There are always two sides of every situation- one being a positive one and another is the negative one. The market price of an investment as on the balance sheet may be the different date from its initial purchase price. If the market price on the balance sheet date is higher than its purchase price, it’s a situation of unrealized gain. In real terms, there is no cash profit, it is only paperwork until the investment is sold and the position is closed. While on the other hand, the same is for unrealized losses, where the market price of investment falls below its purchase price, it becomes a case of unrealized loss. This difference will get recorded in the company’s books as non-cash expenses (loss) and it’s only on paper and no actual cash loss is involved until investments are sold. As both the unrealized gain and loss are on paper and have no impact on cash flow so these are considered as non- cash expenses.
4. Stock-Based Compensation
According to US GAAP stock-based compensation is classified as non-cash expenses in the income statements. Stock-based compensation is also known as share-based compensation which refers to the method in which employees of the company are rewarded with the equity ownership of the company. Many organizations provide employee stock options and are included in their salary packages. As there exists no actual cash outflow, employees are rewarded with the company’s shares. This is generally preferred when the company is not having enough cash to pay off its employees.
Non-Cash Expenses on Income Statement
In accounting terms, items like depreciation, amortization forms part of financial transactions that are included in the net income of the business but these expenses does not have any impact on working capital i.e. cash flows. Although these transactions do not impact the cash flow of the business but have a significant impact on the bottom line of the income statements i.e.reduces profits reported.
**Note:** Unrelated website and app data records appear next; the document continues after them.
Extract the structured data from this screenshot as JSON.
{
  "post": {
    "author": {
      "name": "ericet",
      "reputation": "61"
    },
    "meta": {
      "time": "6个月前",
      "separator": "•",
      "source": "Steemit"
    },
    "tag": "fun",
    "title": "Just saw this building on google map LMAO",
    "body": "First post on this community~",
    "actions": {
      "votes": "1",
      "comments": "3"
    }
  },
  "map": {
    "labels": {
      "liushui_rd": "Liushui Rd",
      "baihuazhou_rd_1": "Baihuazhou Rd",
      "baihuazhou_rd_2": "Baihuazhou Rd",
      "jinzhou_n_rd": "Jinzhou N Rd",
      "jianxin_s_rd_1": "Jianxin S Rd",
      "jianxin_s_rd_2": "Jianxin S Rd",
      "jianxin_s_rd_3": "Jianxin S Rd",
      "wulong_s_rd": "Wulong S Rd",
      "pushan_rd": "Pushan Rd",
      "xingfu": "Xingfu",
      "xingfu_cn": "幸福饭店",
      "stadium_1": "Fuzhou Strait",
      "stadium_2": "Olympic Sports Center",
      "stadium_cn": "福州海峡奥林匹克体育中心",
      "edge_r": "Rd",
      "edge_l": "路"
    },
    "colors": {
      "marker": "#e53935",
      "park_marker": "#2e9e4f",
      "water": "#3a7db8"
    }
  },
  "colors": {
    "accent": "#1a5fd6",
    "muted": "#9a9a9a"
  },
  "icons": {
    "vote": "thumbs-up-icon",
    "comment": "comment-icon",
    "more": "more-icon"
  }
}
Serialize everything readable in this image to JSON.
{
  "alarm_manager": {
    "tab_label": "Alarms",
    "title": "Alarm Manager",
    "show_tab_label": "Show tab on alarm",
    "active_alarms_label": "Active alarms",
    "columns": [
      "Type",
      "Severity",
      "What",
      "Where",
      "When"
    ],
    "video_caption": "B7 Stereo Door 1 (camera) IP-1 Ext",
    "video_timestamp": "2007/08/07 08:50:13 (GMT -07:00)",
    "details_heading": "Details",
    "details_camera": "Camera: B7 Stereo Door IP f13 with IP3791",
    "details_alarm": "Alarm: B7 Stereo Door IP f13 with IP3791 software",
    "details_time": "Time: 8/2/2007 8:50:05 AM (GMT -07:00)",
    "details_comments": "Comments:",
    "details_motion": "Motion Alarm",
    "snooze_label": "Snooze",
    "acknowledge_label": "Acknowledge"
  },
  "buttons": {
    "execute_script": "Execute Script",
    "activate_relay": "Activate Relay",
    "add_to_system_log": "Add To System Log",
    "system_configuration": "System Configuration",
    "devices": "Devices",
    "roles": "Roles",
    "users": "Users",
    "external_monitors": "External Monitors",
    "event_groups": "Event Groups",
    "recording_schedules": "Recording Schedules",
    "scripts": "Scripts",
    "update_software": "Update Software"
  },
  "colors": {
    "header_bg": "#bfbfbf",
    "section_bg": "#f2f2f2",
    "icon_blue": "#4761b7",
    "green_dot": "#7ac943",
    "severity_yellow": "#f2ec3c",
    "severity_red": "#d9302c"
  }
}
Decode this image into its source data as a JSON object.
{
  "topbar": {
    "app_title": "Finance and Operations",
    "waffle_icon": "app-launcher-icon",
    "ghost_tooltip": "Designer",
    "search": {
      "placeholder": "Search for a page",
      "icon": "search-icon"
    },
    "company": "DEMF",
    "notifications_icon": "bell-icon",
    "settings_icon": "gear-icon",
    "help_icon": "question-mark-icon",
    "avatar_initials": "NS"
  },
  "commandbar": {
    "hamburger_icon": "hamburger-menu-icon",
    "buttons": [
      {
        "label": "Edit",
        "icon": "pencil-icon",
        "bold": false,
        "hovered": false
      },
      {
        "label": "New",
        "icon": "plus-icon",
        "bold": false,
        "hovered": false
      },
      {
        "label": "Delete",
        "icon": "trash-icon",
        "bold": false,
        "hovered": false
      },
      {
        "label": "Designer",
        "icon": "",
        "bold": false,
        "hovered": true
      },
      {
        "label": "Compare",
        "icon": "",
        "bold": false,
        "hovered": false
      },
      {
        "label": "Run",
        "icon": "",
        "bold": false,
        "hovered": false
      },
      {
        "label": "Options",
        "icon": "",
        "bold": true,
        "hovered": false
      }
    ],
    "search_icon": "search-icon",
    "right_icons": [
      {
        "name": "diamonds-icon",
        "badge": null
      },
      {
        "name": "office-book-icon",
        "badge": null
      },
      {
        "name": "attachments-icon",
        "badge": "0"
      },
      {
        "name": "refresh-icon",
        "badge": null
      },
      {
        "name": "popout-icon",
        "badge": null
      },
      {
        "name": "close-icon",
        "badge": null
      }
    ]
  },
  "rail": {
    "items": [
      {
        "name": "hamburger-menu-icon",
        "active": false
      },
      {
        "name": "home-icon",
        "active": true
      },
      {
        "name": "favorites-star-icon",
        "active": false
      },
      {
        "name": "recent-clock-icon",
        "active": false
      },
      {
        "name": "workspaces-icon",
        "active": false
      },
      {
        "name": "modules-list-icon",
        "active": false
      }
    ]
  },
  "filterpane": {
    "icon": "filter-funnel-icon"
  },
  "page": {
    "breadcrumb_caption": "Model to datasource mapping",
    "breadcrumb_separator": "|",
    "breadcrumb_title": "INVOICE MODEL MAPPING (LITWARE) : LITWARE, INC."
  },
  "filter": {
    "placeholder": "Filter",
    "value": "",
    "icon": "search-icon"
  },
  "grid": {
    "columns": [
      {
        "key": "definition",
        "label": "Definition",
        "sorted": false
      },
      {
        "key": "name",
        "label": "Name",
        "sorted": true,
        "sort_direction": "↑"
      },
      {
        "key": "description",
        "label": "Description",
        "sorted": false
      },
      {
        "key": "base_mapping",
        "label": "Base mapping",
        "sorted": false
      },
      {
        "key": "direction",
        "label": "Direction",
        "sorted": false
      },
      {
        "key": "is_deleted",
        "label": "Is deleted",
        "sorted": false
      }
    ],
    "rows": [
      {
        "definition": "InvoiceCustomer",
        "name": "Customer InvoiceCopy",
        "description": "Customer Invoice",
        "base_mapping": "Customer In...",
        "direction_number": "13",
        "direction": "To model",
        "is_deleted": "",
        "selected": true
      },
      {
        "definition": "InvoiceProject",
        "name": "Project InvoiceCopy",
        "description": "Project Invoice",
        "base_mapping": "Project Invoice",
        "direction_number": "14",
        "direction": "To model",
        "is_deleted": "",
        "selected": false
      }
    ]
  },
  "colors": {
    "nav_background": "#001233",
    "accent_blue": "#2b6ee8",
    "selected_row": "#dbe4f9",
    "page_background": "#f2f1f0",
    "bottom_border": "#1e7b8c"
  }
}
The income statement is primarily used by various stakeholders to get an idea of profits generated, analyze, and understand various line items contained in it. Non-cash expenses are the same as other write-downs, which results in the lowering of reported earnings.
Advantages of Non-Cash Expenses
Some of the advantages are:
- As non-cash expenses don not involve cash, they do not affect its working capital requirement.
- Non-cash expenses help in saving tax by deducting expenses from revenue.
- Non-cash expenses facilitate in writing off a tangible and intangible asset over a period of time.
- It helps investors to determine the actual amount of money earned or lost during the year.
Disadvantages of Non-Cash Expenses
Some of the disadvantages are:
- These are only paper expenses and have no connection with the actual flow of cash.
- Non-cash expenses must be adjusted for financial analysis.
- Non-cash expenses reduce the profit of the company.
- Proper estimates are required in order to charge non- cash expenses as they are spread over a period of time.
- These may be used as a means of window dressing by management for over/ under-stating its income.
Non-cash expenses are expenses recorded and recognized in the company’s books of accounts under income statements which are either paid during any previous financial year or accrued expenses which will be paid in the future or arise due to any asset write-off etc. Such expenses reduce amount of profits generated and have a negative impact on its profitability. Since no cash payments are involved during the reported accounting period, it does not affect working capital for that accounting period. Management should analyze and accurately record such non-cash expenses as there exist room for window dressing by under/ over-stating such expenses in the company’s Income Statement.
This is a guide to Non-Cash Expenses. Here we discuss the definition and how does it work? along with advantages and disadvantages. You may also have a look at the following articles to learn more –